**BRIEF**
From the entries below, list each line with "this".

**ENTRIES SHOWN**
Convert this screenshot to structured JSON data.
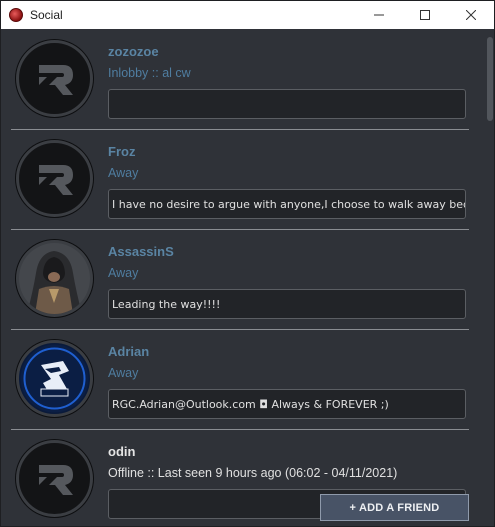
{
  "window": {
    "title": "Social",
    "controls": {
      "minimize": "—",
      "maximize": "☐",
      "close": "✕"
    }
  },
  "friends": [
    {
      "name": "zozozoe",
      "status": "Inlobby :: al cw",
      "message": "",
      "avatar": "r-logo-icon",
      "online": true
    },
    {
      "name": "Froz",
      "status": "Away",
      "message": "I have no desire to argue with anyone,I choose to walk away because",
      "avatar": "r-logo-icon",
      "online": true
    },
    {
      "name": "AssassinS",
      "status": "Away",
      "message": "Leading the way!!!!",
      "avatar": "hooded-assassin-avatar",
      "online": true
    },
    {
      "name": "Adrian",
      "status": "Away",
      "message": "RGC.Adrian@Outlook.com  ◘ Always & FOREVER ;)",
      "avatar": "adrian-logo-avatar",
      "online": true
    },
    {
      "name": "odin",
      "status": "Offline :: Last seen 9 hours ago (06:02 - 04/11/2021)",
      "message": "",
      "avatar": "r-logo-icon",
      "online": false
    }
  ],
  "actions": {
    "add_friend": "+ ADD A FRIEND"
  },
  "colors": {
    "background": "#2f3238",
    "name_online": "#5a84a3",
    "status_online": "#4f7da0",
    "button": "#485366"
  }
}
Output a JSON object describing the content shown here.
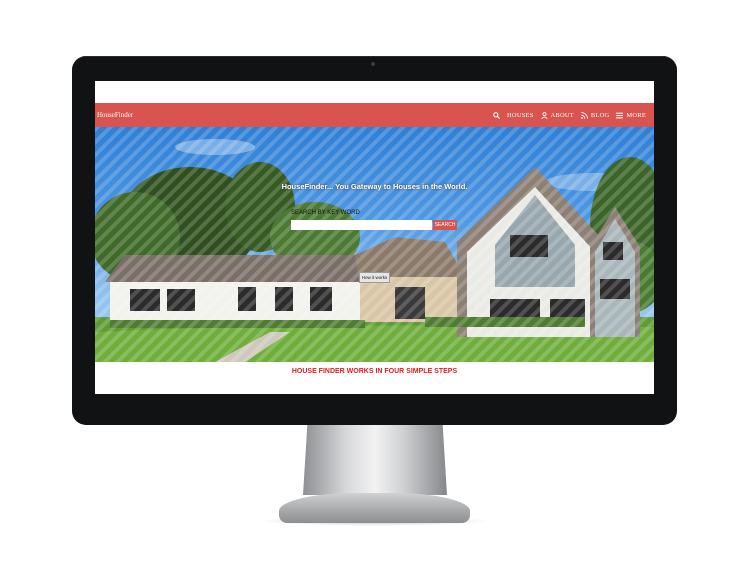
{
  "navbar": {
    "brand": "HouseFinder",
    "items": [
      {
        "label": "HOUSES",
        "icon": "search-icon"
      },
      {
        "label": "ABOUT",
        "icon": "user-icon"
      },
      {
        "label": "BLOG",
        "icon": "rss-icon"
      },
      {
        "label": "MORE",
        "icon": "menu-icon"
      }
    ]
  },
  "hero": {
    "tagline": "HouseFinder... You Gateway to Houses in the World.",
    "search_label": "SEARCH BY KEY WORD",
    "search_value": "",
    "search_button": "SEARCH",
    "how_button": "How it works"
  },
  "steps": {
    "heading": "HOUSE FINDER WORKS IN FOUR SIMPLE STEPS"
  },
  "colors": {
    "brand": "#d9534f",
    "steps_heading": "#e02020",
    "monitor_bezel": "#111214"
  }
}
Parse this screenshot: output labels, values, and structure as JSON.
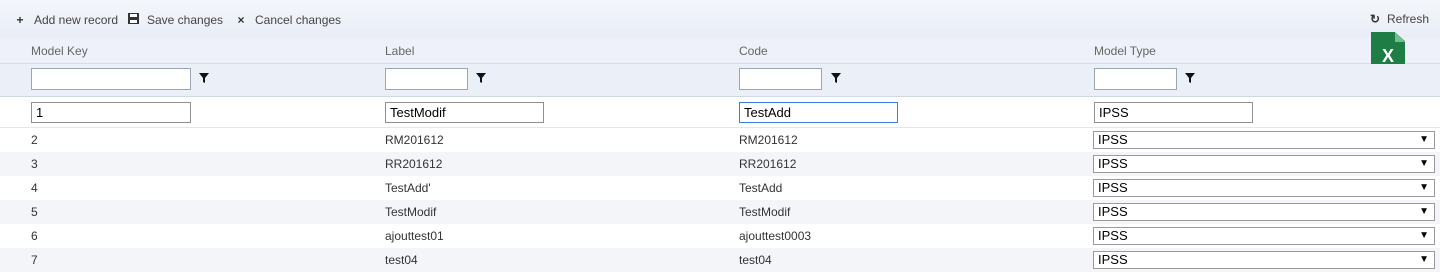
{
  "toolbar": {
    "add_label": "Add new record",
    "add_icon": "+",
    "save_label": "Save changes",
    "save_icon": "💾",
    "cancel_label": "Cancel changes",
    "cancel_icon": "×",
    "refresh_label": "Refresh",
    "refresh_icon": "↻"
  },
  "columns": [
    "Model Key",
    "Label",
    "Code",
    "Model Type"
  ],
  "filters": [
    "",
    "",
    "",
    ""
  ],
  "export": {
    "label": "X",
    "icon": "excel-export-icon"
  },
  "edit_row": {
    "model_key": "1",
    "label": "TestModif",
    "code": "TestAdd",
    "model_type": "IPSS"
  },
  "rows": [
    {
      "model_key": "2",
      "label": "RM201612",
      "code": "RM201612",
      "model_type": "IPSS"
    },
    {
      "model_key": "3",
      "label": "RR201612",
      "code": "RR201612",
      "model_type": "IPSS"
    },
    {
      "model_key": "4",
      "label": "TestAdd'",
      "code": "TestAdd",
      "model_type": "IPSS"
    },
    {
      "model_key": "5",
      "label": "TestModif",
      "code": "TestModif",
      "model_type": "IPSS"
    },
    {
      "model_key": "6",
      "label": "ajouttest01",
      "code": "ajouttest0003",
      "model_type": "IPSS"
    },
    {
      "model_key": "7",
      "label": "test04",
      "code": "test04",
      "model_type": "IPSS"
    }
  ],
  "colors": {
    "accent": "#3b7de0",
    "excel": "#1e7d45"
  }
}
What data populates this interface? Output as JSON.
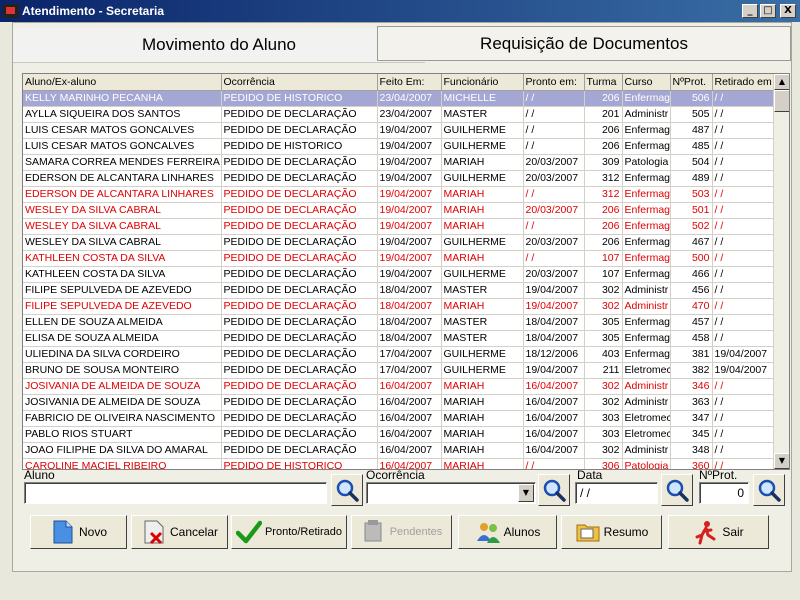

**RESULT OF THE EXERCISE**
Convert this screenshot to structured JSON data.
Parse this screenshot: output labels, values, and structure as JSON.
What data populates this interface? Output as JSON.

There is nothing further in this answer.